In the video, everyone is wearing a leather suit and riding a high-performance model called a supersport. Although the driving scene is cut off for a few seconds, it can be seen that they are driving at a considerable speed with a close distance between vehicles. Even though he doesn't do anything vicious such as straddling the lane in the corner, he is still driving in an "uncommon" way.
Public roads are used by everyone for transportation, and the idea of "practicing for the track on public roads" is just plain wrong. If you want to practice or get better on your motorcycle, you should go to a track where there are no oncoming vehicles, no speed limits, and you can ride to your heart's content.
It's the Corona disaster that should weigh you down.
The existence of "rolling gangs" or "scribblers" who ride dangerously on scenic tourist roads and mountain passes is not a new phenomenon, and has been a problem for decades. Every year, lives are lost in various parts of Japan, and many routes have been banned to motorcycles because of it.
Please understand that the selfish actions of a few people have caused a great deal of inconvenience not only to themselves and their fellow riders, but to many ordinary riders and drivers as well.
Looking at the comments on the news articles, while most of them say "public roads are not the place to practice" or "if you want to be aggressive, go to the track", some of them say "don't we all know what it's like, to varying degrees? And some of them wrote, "Are there any motorcycles or cars that obey the speed limit? It's a great way to get to know the riders better.
However, with the medical system under pressure due to the corona disaster, if people are injured due to runaway behavior, it could lead to a situation where the lives of people who really need treatment cannot be saved. If that happens, the social charges should be even heavier.
It is said that the prefectural police, who received the information that led to this arrest, took videos and proceeded with the investigation. In that sense, the harsh response of arresting the suspect and disclosing his name may be said to have been a hard-line "show-and-tell" measure that took this situation seriously.
I just want to be sensible.
I once asked a motorcycle policeman I interviewed a frank question. "How many kilometers over the speed limit do you enforce? He replied, "If you ride in the flow of traffic in a sensible manner, we won't catch just motorcycles.

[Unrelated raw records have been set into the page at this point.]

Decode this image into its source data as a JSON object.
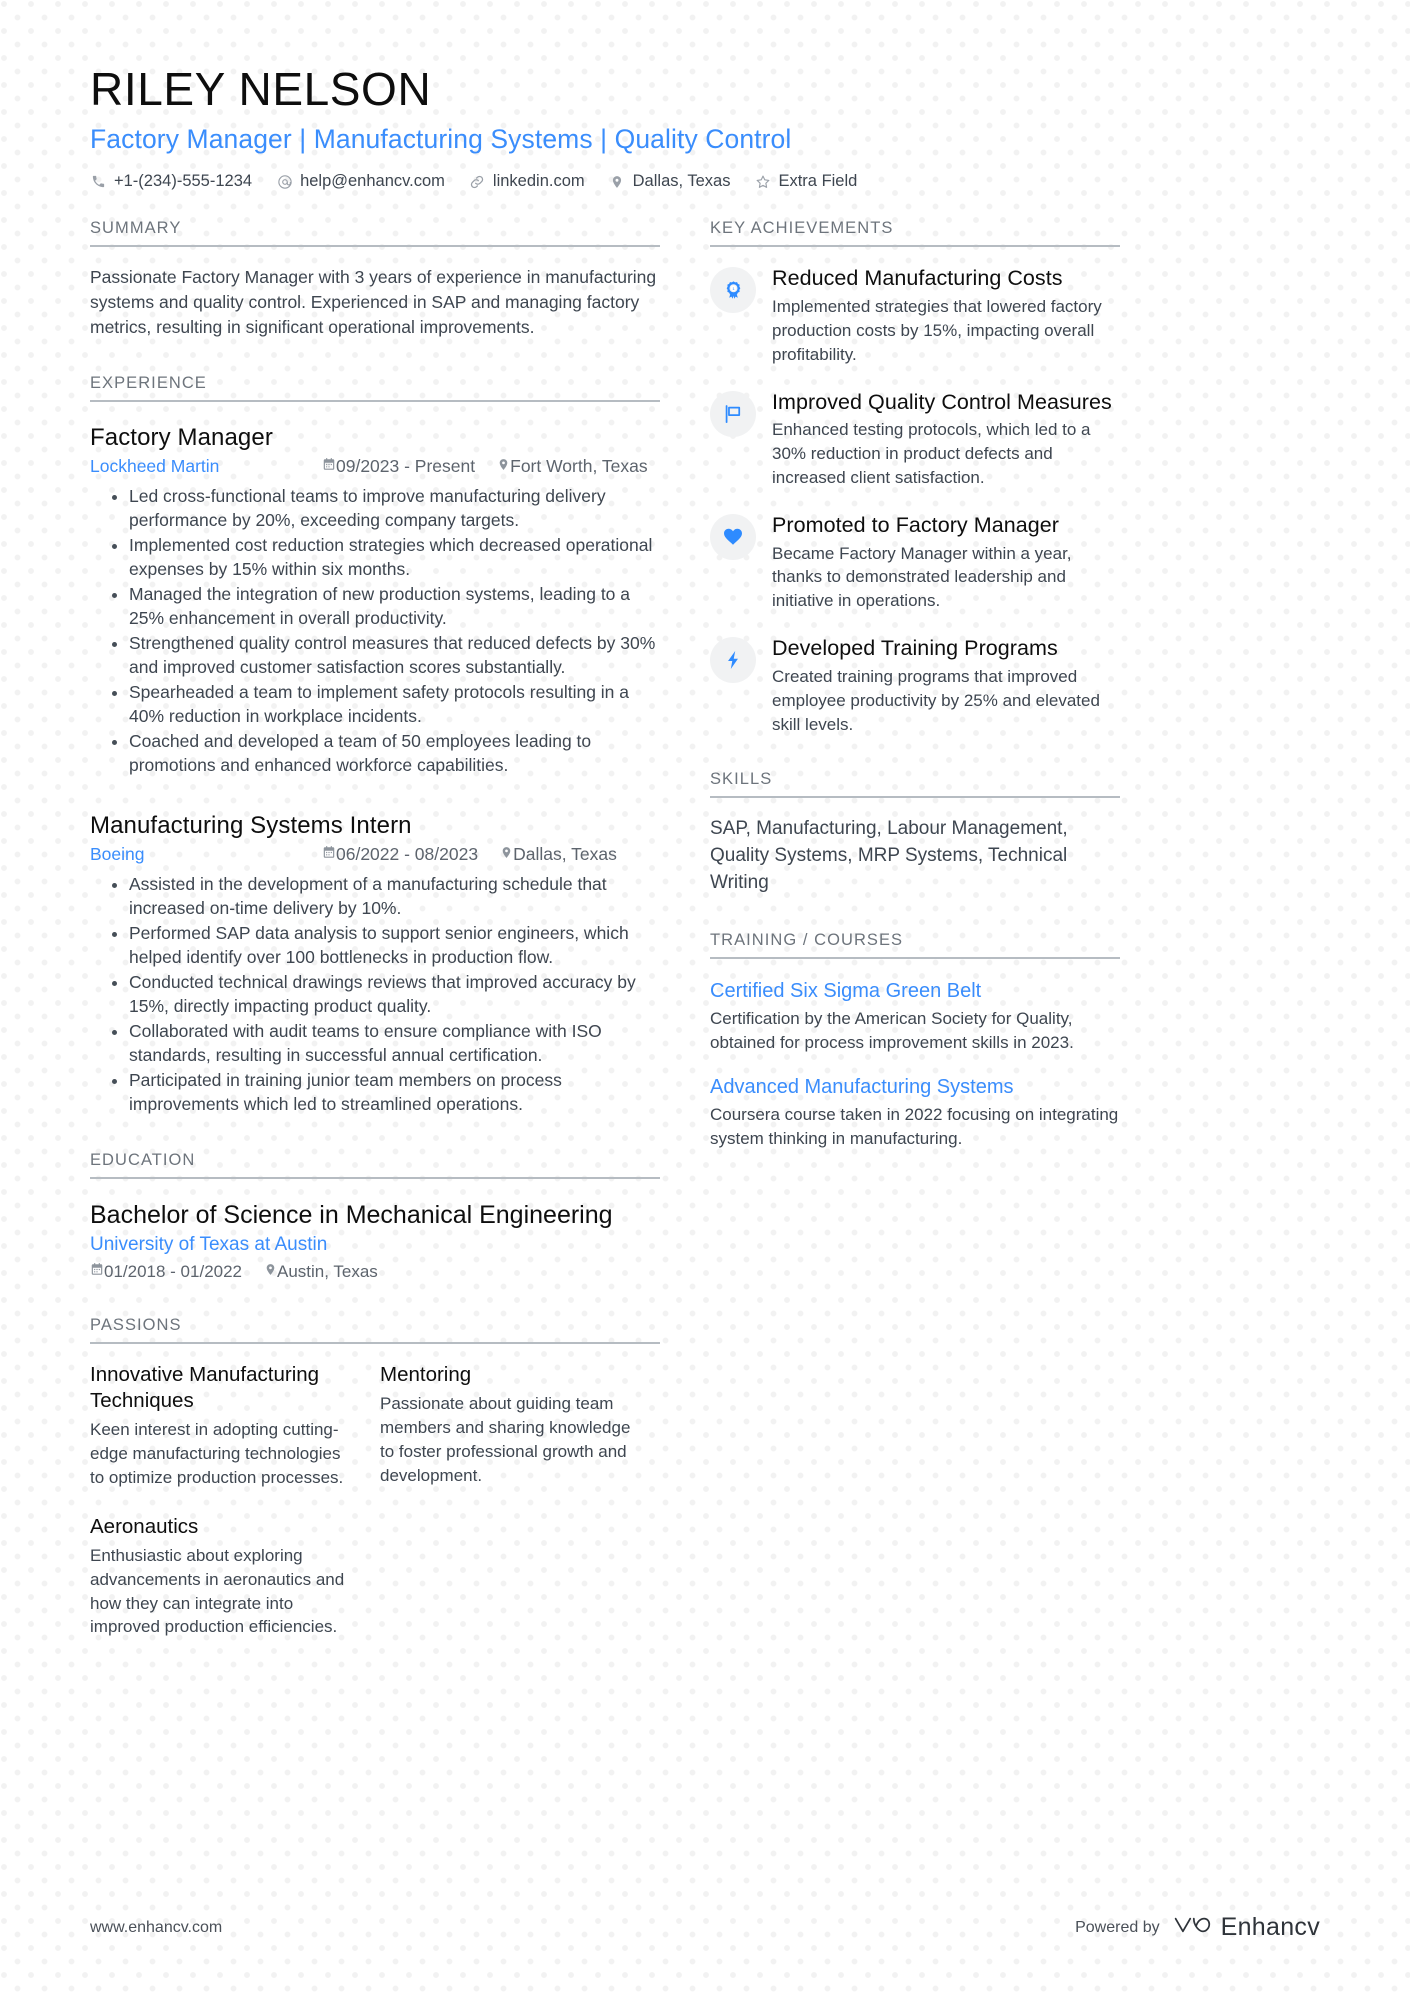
{
  "header": {
    "name": "RILEY NELSON",
    "headline": "Factory Manager | Manufacturing Systems | Quality Control",
    "contact": [
      {
        "icon": "phone-icon",
        "text": "+1-(234)-555-1234"
      },
      {
        "icon": "email-icon",
        "text": "help@enhancv.com"
      },
      {
        "icon": "link-icon",
        "text": "linkedin.com"
      },
      {
        "icon": "location-pin-icon",
        "text": "Dallas, Texas"
      },
      {
        "icon": "star-icon",
        "text": "Extra Field"
      }
    ]
  },
  "summary": {
    "title": "SUMMARY",
    "text": "Passionate Factory Manager with 3 years of experience in manufacturing systems and quality control. Experienced in SAP and managing factory metrics, resulting in significant operational improvements."
  },
  "experience": {
    "title": "EXPERIENCE",
    "jobs": [
      {
        "position": "Factory Manager",
        "company": "Lockheed Martin",
        "dates": "09/2023 - Present",
        "location": "Fort Worth, Texas",
        "bullets": [
          "Led cross-functional teams to improve manufacturing delivery performance by 20%, exceeding company targets.",
          "Implemented cost reduction strategies which decreased operational expenses by 15% within six months.",
          "Managed the integration of new production systems, leading to a 25% enhancement in overall productivity.",
          "Strengthened quality control measures that reduced defects by 30% and improved customer satisfaction scores substantially.",
          "Spearheaded a team to implement safety protocols resulting in a 40% reduction in workplace incidents.",
          "Coached and developed a team of 50 employees leading to promotions and enhanced workforce capabilities."
        ]
      },
      {
        "position": "Manufacturing Systems Intern",
        "company": "Boeing",
        "dates": "06/2022 - 08/2023",
        "location": "Dallas, Texas",
        "bullets": [
          "Assisted in the development of a manufacturing schedule that increased on-time delivery by 10%.",
          "Performed SAP data analysis to support senior engineers, which helped identify over 100 bottlenecks in production flow.",
          "Conducted technical drawings reviews that improved accuracy by 15%, directly impacting product quality.",
          "Collaborated with audit teams to ensure compliance with ISO standards, resulting in successful annual certification.",
          "Participated in training junior team members on process improvements which led to streamlined operations."
        ]
      }
    ]
  },
  "education": {
    "title": "EDUCATION",
    "entries": [
      {
        "degree": "Bachelor of Science in Mechanical Engineering",
        "school": "University of Texas at Austin",
        "dates": "01/2018 - 01/2022",
        "location": "Austin, Texas"
      }
    ]
  },
  "passions": {
    "title": "PASSIONS",
    "column_one": [
      {
        "name": "Innovative Manufacturing Techniques",
        "text": "Keen interest in adopting cutting-edge manufacturing technologies to optimize production processes."
      },
      {
        "name": "Aeronautics",
        "text": "Enthusiastic about exploring advancements in aeronautics and how they can integrate into improved production efficiencies."
      }
    ],
    "column_two": [
      {
        "name": "Mentoring",
        "text": "Passionate about guiding team members and sharing knowledge to foster professional growth and development."
      }
    ]
  },
  "achievements": {
    "title": "KEY ACHIEVEMENTS",
    "items": [
      {
        "icon": "award-medal-icon",
        "name": "Reduced Manufacturing Costs",
        "text": "Implemented strategies that lowered factory production costs by 15%, impacting overall profitability."
      },
      {
        "icon": "flag-icon",
        "name": "Improved Quality Control Measures",
        "text": "Enhanced testing protocols, which led to a 30% reduction in product defects and increased client satisfaction."
      },
      {
        "icon": "heart-icon",
        "name": "Promoted to Factory Manager",
        "text": "Became Factory Manager within a year, thanks to demonstrated leadership and initiative in operations."
      },
      {
        "icon": "lightning-bolt-icon",
        "name": "Developed Training Programs",
        "text": "Created training programs that improved employee productivity by 25% and elevated skill levels."
      }
    ]
  },
  "skills": {
    "title": "SKILLS",
    "text": "SAP, Manufacturing, Labour Management, Quality Systems, MRP Systems, Technical Writing"
  },
  "training": {
    "title": "TRAINING / COURSES",
    "courses": [
      {
        "name": "Certified Six Sigma Green Belt",
        "text": "Certification by the American Society for Quality, obtained for process improvement skills in 2023."
      },
      {
        "name": "Advanced Manufacturing Systems",
        "text": "Coursera course taken in 2022 focusing on integrating system thinking in manufacturing."
      }
    ]
  },
  "footer": {
    "url": "www.enhancv.com",
    "powered_by_label": "Powered by",
    "brand_name": "Enhancv"
  },
  "colors": {
    "accent": "#3a8dfc",
    "icon_accent": "#2e8bff",
    "text": "#3e4650",
    "heading": "#6d747c",
    "badge_bg": "#f1f2f3"
  }
}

In other words, insane driving, whether on a motorcycle or in a car, is considered a dangerous behavior and will be subject to enforcement. So, "moral riding" is required. That's how I understood it.

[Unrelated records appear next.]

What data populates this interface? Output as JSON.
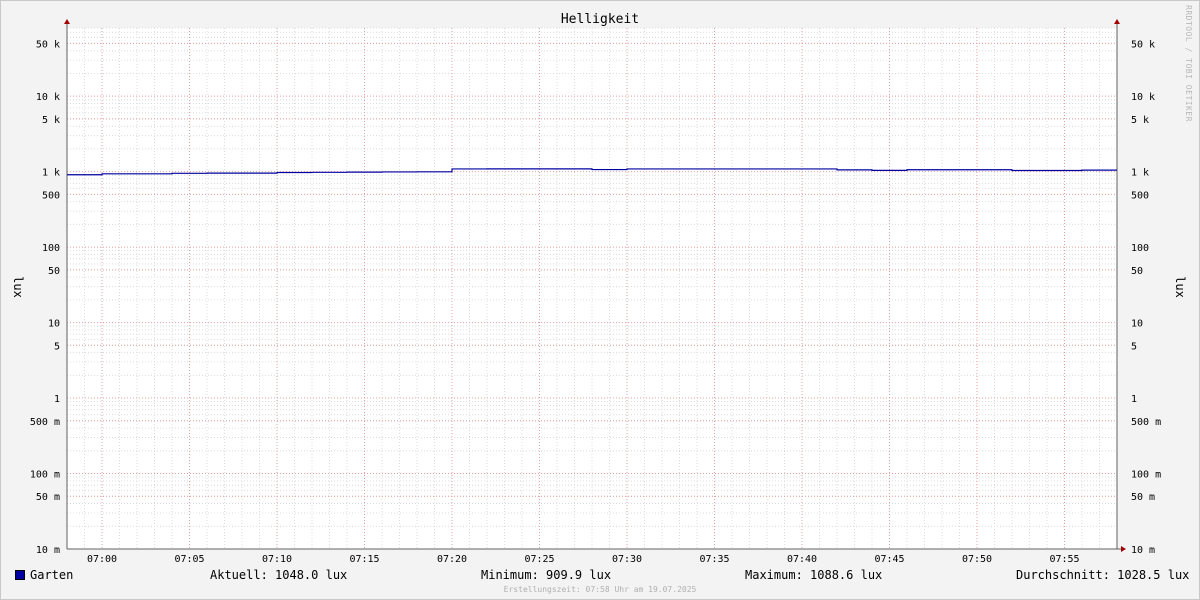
{
  "chart_data": {
    "type": "line",
    "title": "Helligkeit",
    "ylabel": "lux",
    "yscale": "log",
    "ylim": [
      0.01,
      80000
    ],
    "xlim": [
      "06:58",
      "07:58"
    ],
    "y_ticks": [
      {
        "value": 50000,
        "label": "50 k"
      },
      {
        "value": 10000,
        "label": "10 k"
      },
      {
        "value": 5000,
        "label": "5 k"
      },
      {
        "value": 1000,
        "label": "1 k"
      },
      {
        "value": 500,
        "label": "500"
      },
      {
        "value": 100,
        "label": "100"
      },
      {
        "value": 50,
        "label": "50"
      },
      {
        "value": 10,
        "label": "10"
      },
      {
        "value": 5,
        "label": "5"
      },
      {
        "value": 1,
        "label": "1"
      },
      {
        "value": 0.5,
        "label": "500 m"
      },
      {
        "value": 0.1,
        "label": "100 m"
      },
      {
        "value": 0.05,
        "label": "50 m"
      },
      {
        "value": 0.01,
        "label": "10 m"
      }
    ],
    "x_ticks": [
      "07:00",
      "07:05",
      "07:10",
      "07:15",
      "07:20",
      "07:25",
      "07:30",
      "07:35",
      "07:40",
      "07:45",
      "07:50",
      "07:55"
    ],
    "grid": true,
    "series": [
      {
        "name": "Garten",
        "color": "#0000a0",
        "x": [
          "06:58",
          "07:00",
          "07:02",
          "07:04",
          "07:06",
          "07:08",
          "07:10",
          "07:12",
          "07:14",
          "07:16",
          "07:18",
          "07:20",
          "07:22",
          "07:24",
          "07:26",
          "07:28",
          "07:30",
          "07:32",
          "07:34",
          "07:36",
          "07:38",
          "07:40",
          "07:42",
          "07:44",
          "07:46",
          "07:48",
          "07:50",
          "07:52",
          "07:54",
          "07:56",
          "07:58"
        ],
        "values": [
          910,
          935,
          935,
          950,
          955,
          955,
          975,
          980,
          985,
          990,
          995,
          1085,
          1088,
          1088,
          1088,
          1065,
          1085,
          1085,
          1085,
          1085,
          1085,
          1085,
          1055,
          1040,
          1060,
          1060,
          1060,
          1035,
          1035,
          1048,
          1048
        ]
      }
    ]
  },
  "legend": {
    "series_label": "Garten",
    "current": "Aktuell: 1048.0 lux",
    "minimum": "Minimum: 909.9 lux",
    "maximum": "Maximum: 1088.6 lux",
    "average": "Durchschnitt: 1028.5 lux"
  },
  "footer": "Erstellungszeit: 07:58 Uhr am 19.07.2025",
  "watermark": "RRDTOOL / TOBI OETIKER"
}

Some people are nostalgic for the days when everything was easy and lament that "the old days were good. But nowadays, littering cigarettes, sexual harassment, and power harassment is not tolerated. This also means that society has matured and become more comfortable and safe for everyone. Looking back at myself, I would like to straighten my collar.